§ YOUR TASK:
Which lines of the records contain the word "JSON"? Show each of them.

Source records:

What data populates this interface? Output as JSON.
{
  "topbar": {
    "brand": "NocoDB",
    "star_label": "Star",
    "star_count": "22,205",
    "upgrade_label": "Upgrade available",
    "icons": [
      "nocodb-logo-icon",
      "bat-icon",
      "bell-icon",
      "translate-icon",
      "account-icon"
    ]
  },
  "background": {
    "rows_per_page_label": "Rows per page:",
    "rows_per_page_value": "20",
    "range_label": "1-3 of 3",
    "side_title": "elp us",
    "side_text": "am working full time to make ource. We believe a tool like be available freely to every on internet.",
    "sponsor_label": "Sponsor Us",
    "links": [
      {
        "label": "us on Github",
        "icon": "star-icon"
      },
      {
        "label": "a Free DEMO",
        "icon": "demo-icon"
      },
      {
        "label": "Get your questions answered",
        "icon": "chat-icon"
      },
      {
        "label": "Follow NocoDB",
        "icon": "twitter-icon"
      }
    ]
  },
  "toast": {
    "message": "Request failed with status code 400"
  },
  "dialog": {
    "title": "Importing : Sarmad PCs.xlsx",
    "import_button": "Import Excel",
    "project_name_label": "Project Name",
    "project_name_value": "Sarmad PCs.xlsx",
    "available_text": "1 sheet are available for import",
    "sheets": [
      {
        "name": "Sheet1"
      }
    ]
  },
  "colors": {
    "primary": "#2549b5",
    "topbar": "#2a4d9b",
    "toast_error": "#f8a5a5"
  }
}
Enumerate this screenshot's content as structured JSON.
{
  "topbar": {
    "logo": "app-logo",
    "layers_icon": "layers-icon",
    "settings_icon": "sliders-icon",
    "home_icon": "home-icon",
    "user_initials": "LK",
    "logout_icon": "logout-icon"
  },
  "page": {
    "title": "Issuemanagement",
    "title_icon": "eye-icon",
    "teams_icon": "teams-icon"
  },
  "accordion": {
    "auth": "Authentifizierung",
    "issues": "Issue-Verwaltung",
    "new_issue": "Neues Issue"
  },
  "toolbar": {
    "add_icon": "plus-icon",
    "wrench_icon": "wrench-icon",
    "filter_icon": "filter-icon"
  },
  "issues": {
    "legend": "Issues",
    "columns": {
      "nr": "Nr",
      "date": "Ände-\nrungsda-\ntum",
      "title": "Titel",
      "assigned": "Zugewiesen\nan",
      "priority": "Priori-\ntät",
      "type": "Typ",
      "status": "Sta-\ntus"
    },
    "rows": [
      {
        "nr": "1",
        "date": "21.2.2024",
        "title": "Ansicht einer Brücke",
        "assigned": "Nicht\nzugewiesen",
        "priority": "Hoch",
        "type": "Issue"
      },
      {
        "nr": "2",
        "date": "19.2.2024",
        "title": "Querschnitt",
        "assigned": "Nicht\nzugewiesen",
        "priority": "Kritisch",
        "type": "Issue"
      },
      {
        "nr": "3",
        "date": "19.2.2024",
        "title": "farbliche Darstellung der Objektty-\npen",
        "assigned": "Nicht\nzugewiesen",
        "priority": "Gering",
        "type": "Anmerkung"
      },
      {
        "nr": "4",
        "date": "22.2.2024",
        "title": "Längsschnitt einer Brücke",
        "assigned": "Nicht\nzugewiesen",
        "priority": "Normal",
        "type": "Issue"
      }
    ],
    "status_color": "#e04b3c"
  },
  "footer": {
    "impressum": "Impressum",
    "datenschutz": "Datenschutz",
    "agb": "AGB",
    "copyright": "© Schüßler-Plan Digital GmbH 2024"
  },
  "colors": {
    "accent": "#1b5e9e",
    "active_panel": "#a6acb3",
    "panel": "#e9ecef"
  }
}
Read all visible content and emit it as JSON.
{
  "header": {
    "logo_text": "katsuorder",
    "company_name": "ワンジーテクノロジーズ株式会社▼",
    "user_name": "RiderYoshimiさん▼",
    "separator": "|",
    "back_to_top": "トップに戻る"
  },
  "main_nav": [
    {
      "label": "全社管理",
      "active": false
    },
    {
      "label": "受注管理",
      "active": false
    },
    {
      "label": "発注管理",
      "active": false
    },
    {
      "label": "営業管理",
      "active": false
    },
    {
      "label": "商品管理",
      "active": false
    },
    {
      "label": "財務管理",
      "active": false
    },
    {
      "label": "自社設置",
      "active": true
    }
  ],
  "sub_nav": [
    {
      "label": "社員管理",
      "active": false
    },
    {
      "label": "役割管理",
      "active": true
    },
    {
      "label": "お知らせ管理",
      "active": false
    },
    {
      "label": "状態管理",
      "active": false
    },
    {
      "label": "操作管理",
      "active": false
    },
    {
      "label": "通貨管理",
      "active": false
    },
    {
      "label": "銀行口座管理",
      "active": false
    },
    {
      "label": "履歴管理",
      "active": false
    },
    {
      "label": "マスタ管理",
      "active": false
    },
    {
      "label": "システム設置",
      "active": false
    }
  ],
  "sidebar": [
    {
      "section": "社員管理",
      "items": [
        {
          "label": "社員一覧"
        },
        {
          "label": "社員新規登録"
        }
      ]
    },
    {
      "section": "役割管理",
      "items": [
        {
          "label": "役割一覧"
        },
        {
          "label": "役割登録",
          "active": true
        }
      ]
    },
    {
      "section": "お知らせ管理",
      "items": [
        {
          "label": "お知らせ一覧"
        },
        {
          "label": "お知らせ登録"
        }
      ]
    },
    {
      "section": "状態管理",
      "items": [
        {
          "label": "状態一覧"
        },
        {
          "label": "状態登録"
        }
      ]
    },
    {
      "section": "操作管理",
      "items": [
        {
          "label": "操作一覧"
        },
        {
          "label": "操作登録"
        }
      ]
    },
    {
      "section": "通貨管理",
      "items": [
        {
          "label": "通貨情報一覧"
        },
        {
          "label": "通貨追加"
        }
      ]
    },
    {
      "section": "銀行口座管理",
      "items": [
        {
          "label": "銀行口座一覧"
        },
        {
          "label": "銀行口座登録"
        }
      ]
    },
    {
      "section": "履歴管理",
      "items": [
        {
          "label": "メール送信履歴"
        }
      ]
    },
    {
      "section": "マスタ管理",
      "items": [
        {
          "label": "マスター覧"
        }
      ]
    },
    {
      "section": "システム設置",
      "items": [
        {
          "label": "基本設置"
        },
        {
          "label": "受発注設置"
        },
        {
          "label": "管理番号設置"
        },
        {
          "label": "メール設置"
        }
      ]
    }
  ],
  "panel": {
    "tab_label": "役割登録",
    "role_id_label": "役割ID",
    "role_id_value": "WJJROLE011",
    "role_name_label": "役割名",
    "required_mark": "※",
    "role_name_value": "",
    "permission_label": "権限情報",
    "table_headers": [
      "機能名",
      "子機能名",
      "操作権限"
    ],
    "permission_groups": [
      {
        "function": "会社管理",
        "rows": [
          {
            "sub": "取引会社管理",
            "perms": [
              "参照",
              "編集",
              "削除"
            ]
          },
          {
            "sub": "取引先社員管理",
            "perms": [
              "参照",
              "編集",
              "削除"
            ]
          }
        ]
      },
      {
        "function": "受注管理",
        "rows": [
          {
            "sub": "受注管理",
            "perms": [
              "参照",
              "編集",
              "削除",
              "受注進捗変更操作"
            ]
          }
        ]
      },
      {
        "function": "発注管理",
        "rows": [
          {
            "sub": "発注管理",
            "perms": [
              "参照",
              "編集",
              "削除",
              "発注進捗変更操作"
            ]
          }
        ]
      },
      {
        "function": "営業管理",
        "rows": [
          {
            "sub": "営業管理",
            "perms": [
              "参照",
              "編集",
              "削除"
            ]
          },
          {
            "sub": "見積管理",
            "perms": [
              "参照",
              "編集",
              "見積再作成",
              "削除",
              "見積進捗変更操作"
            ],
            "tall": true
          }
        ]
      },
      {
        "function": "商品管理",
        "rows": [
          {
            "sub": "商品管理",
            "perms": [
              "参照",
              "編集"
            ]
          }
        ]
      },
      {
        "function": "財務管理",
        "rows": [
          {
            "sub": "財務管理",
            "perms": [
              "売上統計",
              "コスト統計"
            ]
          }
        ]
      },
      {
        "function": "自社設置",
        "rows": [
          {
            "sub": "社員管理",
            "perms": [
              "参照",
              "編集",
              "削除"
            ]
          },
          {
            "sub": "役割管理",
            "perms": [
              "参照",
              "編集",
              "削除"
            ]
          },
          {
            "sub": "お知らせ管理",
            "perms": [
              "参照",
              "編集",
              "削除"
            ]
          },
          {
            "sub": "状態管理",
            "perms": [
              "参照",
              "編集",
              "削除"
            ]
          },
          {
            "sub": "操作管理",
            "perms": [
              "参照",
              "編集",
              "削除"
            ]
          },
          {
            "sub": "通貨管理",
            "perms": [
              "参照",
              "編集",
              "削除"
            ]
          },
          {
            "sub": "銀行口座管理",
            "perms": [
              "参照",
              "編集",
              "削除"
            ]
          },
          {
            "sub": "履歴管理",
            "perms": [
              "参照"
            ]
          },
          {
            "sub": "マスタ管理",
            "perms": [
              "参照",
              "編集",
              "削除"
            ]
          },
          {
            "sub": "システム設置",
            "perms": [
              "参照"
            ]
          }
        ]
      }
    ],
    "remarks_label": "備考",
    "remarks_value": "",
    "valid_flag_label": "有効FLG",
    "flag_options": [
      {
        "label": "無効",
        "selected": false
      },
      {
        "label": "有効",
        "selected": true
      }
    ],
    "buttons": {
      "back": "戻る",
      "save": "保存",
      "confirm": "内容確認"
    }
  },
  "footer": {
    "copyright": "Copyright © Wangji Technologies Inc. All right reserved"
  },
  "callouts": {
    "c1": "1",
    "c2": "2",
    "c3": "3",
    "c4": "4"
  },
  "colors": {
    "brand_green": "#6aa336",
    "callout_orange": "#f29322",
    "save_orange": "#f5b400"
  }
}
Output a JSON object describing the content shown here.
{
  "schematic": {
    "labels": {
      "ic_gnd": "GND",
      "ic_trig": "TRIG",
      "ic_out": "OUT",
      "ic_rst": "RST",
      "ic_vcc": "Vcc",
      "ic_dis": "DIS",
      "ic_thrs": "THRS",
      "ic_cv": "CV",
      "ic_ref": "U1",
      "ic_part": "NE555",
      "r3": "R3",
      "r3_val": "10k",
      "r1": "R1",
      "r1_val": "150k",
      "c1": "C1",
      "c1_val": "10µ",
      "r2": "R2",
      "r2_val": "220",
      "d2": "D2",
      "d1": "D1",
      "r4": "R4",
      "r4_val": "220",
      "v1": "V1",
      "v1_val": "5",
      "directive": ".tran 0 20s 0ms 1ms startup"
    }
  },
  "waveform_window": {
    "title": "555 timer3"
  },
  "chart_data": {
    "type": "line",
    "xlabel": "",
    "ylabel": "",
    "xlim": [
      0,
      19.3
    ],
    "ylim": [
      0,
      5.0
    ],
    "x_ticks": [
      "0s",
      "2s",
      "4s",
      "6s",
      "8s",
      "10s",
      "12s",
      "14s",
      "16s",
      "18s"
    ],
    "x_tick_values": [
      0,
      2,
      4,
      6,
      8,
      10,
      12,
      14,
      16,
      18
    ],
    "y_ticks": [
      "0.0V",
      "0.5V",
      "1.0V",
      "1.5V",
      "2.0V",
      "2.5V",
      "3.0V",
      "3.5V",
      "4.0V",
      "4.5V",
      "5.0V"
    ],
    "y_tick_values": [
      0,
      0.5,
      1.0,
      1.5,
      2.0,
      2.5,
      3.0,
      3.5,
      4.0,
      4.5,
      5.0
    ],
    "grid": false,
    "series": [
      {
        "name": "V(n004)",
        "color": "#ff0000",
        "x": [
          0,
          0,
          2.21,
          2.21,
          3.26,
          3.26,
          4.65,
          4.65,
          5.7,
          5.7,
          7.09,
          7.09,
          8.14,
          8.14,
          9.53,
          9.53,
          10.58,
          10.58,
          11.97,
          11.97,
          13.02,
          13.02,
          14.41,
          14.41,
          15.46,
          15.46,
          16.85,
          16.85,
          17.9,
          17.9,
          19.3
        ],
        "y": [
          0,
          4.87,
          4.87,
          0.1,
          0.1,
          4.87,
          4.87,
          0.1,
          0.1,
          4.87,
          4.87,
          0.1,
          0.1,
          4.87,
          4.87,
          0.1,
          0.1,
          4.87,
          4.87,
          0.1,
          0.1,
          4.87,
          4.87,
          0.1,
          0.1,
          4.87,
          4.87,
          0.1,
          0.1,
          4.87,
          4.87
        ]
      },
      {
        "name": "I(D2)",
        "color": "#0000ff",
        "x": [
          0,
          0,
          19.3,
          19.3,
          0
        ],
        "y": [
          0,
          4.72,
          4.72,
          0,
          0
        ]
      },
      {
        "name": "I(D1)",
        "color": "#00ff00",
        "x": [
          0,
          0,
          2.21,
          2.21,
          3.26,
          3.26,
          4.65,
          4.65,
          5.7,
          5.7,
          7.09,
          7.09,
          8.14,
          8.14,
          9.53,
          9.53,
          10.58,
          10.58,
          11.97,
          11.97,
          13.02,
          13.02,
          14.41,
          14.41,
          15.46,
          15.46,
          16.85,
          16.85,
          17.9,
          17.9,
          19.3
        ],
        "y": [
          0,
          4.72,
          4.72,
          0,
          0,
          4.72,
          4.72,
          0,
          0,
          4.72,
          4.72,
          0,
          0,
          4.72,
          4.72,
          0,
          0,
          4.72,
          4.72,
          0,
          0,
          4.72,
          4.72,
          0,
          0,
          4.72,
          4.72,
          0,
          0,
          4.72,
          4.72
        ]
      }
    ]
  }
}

§ ANSWER TO THE PROBLEM:
What data populates this interface? Output as JSON.
Enumerate this screenshot's content as structured JSON.
Read all visible content and emit it as JSON.
Output a JSON object describing the content shown here.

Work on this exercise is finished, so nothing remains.